- As we get closer to Friday's nerve-wracking jobs report, the analysis is already looking cryptic. Most puzzling to me, is why so much emphasis is placed on data that needs to be constantly revised. It's winter and it got cold
- Public pensions cranked out another double-digit gain last year, providing more proof that diversification works. The fourth double-digit gain in five years
- Twitter's first earnings report as a public company does not impress investors. Better-than-expected revenues don't offset soft user growth and timeline views. Shares still up 150% from November's IPO
- If you're on board with the newly fashionable income-inequality campaign, here are seven restaurant stocks that might be worth a look. The average check per customer is around $65
Investment Insights: The Blogblog
Jeff Benjamin breaks down the game for advisers and clients.
Warren Buffett's hedge fund bet might be sending the wrong message
Plus: Friday's freaky jobs report preview, public pensions gained 16% last year, Twitter earnings raise concerns, and investing in income inequality
Recommended for you
Sponsored financial news
InvestmentNews editor Frederick P. Gabriel Jr. and reporter Greg Iacurci talk about this week's cover story that looks at whether Fidelity Investments is stepping on the toes of retirement plan advisers.
Latest news & opinion
As the Boston-based mutual fund giant expands the products and services it brings to the retirement market, some financial advisers say the firm is encroaching on their turf.
Screening out weapons companies has limited downside.
The bank did not properly disclose that it was steering asset-management customers into investments that would be profitable for JPMorgan Chase.

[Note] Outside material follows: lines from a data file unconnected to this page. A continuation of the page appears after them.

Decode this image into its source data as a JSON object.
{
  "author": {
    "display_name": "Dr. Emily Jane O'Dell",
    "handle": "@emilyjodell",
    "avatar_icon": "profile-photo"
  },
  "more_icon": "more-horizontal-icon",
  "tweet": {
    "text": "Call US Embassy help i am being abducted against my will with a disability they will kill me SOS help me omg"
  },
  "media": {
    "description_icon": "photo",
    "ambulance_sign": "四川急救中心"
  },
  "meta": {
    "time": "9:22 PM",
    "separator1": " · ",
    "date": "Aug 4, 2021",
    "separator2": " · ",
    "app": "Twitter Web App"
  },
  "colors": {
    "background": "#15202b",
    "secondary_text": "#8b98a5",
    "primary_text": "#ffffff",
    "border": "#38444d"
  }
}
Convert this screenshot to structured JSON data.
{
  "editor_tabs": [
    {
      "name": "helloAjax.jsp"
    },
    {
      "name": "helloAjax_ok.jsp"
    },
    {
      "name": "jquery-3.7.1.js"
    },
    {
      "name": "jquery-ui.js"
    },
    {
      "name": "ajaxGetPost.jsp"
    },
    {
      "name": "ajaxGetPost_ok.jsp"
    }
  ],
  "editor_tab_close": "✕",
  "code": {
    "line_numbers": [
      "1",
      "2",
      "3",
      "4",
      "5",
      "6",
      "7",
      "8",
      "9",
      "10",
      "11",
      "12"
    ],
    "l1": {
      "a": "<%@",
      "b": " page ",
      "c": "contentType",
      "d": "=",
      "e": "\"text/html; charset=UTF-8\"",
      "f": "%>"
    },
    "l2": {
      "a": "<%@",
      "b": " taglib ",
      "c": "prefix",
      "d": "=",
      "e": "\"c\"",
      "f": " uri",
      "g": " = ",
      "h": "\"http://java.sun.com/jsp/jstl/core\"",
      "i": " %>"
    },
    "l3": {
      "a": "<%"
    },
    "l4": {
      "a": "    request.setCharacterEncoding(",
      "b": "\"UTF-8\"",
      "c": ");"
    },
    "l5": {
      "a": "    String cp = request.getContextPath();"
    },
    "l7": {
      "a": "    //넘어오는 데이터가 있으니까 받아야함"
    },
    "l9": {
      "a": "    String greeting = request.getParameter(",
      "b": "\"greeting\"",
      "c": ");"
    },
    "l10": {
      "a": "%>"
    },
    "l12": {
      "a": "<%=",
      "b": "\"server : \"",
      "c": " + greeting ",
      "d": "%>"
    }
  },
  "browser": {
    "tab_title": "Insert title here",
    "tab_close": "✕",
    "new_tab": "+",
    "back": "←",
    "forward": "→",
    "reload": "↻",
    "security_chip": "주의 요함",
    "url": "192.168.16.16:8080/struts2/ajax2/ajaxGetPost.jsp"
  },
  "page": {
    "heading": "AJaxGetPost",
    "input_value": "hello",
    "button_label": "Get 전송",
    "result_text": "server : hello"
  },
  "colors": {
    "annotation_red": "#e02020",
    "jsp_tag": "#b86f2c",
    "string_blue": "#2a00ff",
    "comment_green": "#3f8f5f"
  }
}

Agency failed to tell survivors that they could switch to a higher retirement benefit later.
Brokerage firms would no longer be able to charge reps for supervising nonaffiliated RIAs.